“You look at the crime and you look at the criminal. If it’s a dope dealer who guns down an undercover narcotics officer, then he gets the gas. If it’s two dope heads who gangrape a 10-year-old girl and kick her with pointed-toe cowboy boots until her jaws break, then you happily, merrily, thankfully, gleefully lock them in a gas chamber and listen to them squeal. It’s very simple. Their crimes were barbaric. Death is too good for them, much too good.”
– John Grisham, A Time to Kill

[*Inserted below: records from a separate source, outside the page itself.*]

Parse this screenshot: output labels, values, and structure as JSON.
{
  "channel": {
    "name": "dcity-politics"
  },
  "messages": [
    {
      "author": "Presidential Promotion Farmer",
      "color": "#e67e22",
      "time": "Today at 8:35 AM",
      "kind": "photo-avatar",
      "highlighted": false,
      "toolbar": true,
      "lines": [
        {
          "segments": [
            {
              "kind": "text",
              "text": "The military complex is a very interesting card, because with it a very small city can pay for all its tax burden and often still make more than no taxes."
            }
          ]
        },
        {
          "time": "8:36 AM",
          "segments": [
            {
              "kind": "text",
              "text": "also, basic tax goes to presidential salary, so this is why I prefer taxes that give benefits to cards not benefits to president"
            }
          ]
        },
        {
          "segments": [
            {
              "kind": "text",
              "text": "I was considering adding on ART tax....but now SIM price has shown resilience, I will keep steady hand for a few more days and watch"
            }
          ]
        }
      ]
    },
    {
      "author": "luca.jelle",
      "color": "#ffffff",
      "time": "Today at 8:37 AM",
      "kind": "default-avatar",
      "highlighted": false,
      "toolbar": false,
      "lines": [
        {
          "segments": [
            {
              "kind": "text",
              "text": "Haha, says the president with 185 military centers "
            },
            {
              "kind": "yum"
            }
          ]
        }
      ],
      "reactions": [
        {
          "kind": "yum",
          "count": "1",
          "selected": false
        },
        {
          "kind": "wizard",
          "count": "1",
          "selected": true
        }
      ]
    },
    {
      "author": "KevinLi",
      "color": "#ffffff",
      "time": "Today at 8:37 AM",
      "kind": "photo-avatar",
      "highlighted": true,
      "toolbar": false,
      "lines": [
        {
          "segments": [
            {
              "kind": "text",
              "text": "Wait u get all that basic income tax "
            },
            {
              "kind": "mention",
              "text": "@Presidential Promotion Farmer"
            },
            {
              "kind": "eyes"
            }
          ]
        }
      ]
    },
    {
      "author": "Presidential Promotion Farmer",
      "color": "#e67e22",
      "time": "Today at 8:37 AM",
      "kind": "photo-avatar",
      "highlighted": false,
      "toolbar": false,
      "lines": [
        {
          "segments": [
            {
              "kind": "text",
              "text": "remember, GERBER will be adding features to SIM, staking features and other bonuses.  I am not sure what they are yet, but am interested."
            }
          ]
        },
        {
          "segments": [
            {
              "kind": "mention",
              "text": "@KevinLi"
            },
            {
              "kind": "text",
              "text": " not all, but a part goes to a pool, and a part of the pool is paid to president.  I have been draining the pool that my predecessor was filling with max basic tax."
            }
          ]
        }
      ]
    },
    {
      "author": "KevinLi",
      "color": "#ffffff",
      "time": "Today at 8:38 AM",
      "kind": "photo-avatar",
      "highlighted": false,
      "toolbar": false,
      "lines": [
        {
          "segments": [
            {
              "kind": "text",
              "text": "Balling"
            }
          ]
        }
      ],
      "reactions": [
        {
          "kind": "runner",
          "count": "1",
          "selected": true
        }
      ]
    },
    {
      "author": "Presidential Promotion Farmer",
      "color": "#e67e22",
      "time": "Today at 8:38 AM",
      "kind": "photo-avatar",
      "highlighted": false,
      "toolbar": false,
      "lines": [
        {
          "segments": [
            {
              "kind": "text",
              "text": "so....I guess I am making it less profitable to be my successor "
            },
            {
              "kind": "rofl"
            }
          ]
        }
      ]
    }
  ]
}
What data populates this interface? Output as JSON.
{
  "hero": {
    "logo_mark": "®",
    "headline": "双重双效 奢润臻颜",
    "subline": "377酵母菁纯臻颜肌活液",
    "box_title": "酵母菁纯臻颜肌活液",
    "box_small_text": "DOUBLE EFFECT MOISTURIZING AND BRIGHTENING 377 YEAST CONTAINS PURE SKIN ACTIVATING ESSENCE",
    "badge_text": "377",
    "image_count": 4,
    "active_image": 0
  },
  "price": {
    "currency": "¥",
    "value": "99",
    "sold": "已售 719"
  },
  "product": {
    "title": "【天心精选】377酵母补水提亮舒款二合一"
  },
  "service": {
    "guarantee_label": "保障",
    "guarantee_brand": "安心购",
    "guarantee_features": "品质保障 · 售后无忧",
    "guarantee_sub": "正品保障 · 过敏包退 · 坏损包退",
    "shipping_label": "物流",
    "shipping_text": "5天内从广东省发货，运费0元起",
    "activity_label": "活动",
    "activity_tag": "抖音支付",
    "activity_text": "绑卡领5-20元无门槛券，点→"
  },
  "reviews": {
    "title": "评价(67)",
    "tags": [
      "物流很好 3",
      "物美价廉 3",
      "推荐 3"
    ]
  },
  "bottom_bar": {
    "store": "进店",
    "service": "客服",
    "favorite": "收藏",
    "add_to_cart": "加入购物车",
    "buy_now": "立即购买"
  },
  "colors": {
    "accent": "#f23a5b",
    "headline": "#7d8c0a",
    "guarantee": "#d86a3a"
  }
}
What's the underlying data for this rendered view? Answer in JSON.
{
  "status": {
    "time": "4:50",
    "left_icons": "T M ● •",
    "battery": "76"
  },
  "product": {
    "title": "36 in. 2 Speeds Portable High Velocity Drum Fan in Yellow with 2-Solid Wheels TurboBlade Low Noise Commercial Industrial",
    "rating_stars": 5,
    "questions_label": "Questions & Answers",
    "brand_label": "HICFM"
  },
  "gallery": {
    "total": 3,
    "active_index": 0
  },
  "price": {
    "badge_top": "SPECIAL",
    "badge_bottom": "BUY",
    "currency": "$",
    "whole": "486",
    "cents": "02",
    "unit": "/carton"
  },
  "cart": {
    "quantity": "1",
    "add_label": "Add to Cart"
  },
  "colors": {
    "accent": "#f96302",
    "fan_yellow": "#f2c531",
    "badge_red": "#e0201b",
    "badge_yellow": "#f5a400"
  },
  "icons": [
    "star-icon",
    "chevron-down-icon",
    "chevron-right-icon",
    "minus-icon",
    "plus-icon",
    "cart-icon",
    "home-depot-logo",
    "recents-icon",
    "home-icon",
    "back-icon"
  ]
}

Our consciousness lies at the root of all our decisions. If we think about it, our thoughts are what make us who we are. Our thoughts are what create societies, rules, laws and the punishment for flouting those laws. Everything we do, or want done, or cause to be done is dictated by the way we think. Our notion of what is right or just or appropriate is also likewise determined by our thoughts, which is why we often find our thoughts, ideas and selves at the antipode to another person’s. This leads us to the inevitable question: what is the distinction between our minds and the mind of a criminal, and who is to say whose idea is superior and should prevail over the other?
The death penalty has existed in our societies for over 4,000 years-initially for crimes as minor as stealing bread, but also for freeing a slave or adultery. It has been used throughout the world, by the most civilised societies and the remotest tribes. It has been invoked as a deterrent and has been an effective measure to curb crime. Today, we classify the death penalty as a punishment of last resort, reserved for the ‘rarest of the rare’, for crimes so diabolical that it gives us nightmares as a nation, crimes so chilling and extreme that for months after the reporting of such a crime, people hesitate to venture onto the streets out of fear.
December 2012 was such a month. The brutal gangrape and murder of a 23-year-old physiotherapy graduate shocked and shook the nation to its core. India erupted in anger over the fate of young Nirbhaya, the fearless one, who died for no fault of hers except perhaps the fault of being credulously naïve in a world where beasts such as her rapists roam free. Today, in January 2020, seven full years after her brutal rape and murder, we are still discussing the merits of the death penalty. At every mention of capital punishment, we debate its pros and cons, and ask how we, as a civilised society, advocate death as a form of punishment.
For me, it is straightforward. The young woman died for no fault of hers. She died an agonising death she certainly did not deserve. The Supreme Court, the country’s highest court, described the crime against her as “diabolical in nature”, for which she paid the ultimate price. Critics of the death penalty often argue that death, as a form of punishment, is no deterrent, that there is no credible evidence of its efficacy, that its use has not led to a fall in crime rates, but the truth is that you cannot take a purely statistical view on the nature of a crime.
As a society, one of our primary duties towards citizens is our duty to protect them. We may debate the death penalty and the (in)humanity of forcibly taking away the life of a person deemed unfit, but society functions on the basis of a greater common good, the greater good of a greater number of people. If the action of one member of society irrefutably and irrevocably poses a dire threat to society at large, and he is adjudged to be beyond reform, the only logical way forward is to eliminate the threat.
(Pinky Anand is a senior advocate serving as Additional Solicitor General of India)